For some retirees, a reverse mortgage can be an effective retirement tool.
Reverse mortgages allow Americans aged 62 and older to convert part of their home equity (wealth) into cash without selling their home. This can help retirees supplement their monthly expenses or prepare for unexpected costs.
In a reverse mortgage:
- The lender pays you using a percentage of equity that you’ve built up from years of making mortgage payments. The money you receive usually isn’t taxable, and it generally won’t affect your Social Security or Medicare benefits.
- You’re not required to pay back loan balance while you live in the home. If you pass away, sell the home, or the home isn’t your primary residence for more than 12 months, the loan comes due. This means you or your estate must repay the loan.
- You’re able to keep the title of your home. This means you’re responsible for paying property taxes, homeowner’s insurance and other expenses.
But before you rush into applying for a reverse mortgage, here are three mistakes to avoid:
Wasting your loan money on non-essential purchases
How you use your reverse mortgage proceeds is completely up to you, but we strongly advise you to use your loan proceeds wisely. Try to resist spending your home equity (that you’ve built up over decades) on impulse purchases, and use it for essential purchases or as a “rainy day fund.”
Not paying your property taxes and homeowner’s insurance
In the past, some borrowers spent their life savings and reverse mortgage proceeds, leaving nothing left to pay their property taxes and homeowners insurance. This caused the reverse mortgage balance to become due and payable.
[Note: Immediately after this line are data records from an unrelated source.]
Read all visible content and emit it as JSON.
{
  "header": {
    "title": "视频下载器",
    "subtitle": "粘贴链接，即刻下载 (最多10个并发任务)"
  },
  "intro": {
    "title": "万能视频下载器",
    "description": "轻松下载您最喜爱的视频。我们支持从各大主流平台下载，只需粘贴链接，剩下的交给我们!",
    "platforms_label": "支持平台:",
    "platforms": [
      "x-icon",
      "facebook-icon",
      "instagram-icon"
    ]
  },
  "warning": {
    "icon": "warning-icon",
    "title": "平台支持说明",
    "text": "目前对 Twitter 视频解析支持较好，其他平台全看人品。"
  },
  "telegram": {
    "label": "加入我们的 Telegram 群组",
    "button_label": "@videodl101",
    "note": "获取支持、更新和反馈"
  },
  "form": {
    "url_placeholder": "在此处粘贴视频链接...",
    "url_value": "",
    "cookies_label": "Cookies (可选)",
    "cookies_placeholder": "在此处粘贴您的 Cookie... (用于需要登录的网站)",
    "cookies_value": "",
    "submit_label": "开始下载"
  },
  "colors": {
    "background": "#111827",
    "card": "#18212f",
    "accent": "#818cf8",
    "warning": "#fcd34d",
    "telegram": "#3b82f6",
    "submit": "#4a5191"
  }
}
Due to recent regulations, reverse mortgage lenders are now required to conduct financial assessments to ensure applicants can successfully tap into their home equity while also being able to afford taxes and insurance. You should be confident that you can stay current and up-to-date on taxes and insurance before you take out a reverse mortgage.
Not telling your family about your reverse mortgage
As with all financial decisions, reverse mortgages should be carefully considered. Because a reverse mortgage loan balance becomes due after the last surviving borrower passes away, it can be an unpleasant surprise to learn that their parents’ reverse mortgage is now due and payable.
By speaking with loved ones about your reverse mortgage plans, you can help avoid misunderstandings and give heirs time to plan whether to refinance and keep the home or sell it and repay the reverse mortgage upon your death.
Reverse mortgages offer many benefits, but must be researched carefully
Taking out a reverse mortgage can be an effective retirement strategy, particularly for supplementing retirement savings or preparing for unexpected costs.
But you should research reverse mortgages before applying for one, and discuss your plans with your family members . This can help you decide if a reverse mortgage is the right step for your unique situation.
To learn more about reverse mortgages, please contact me today!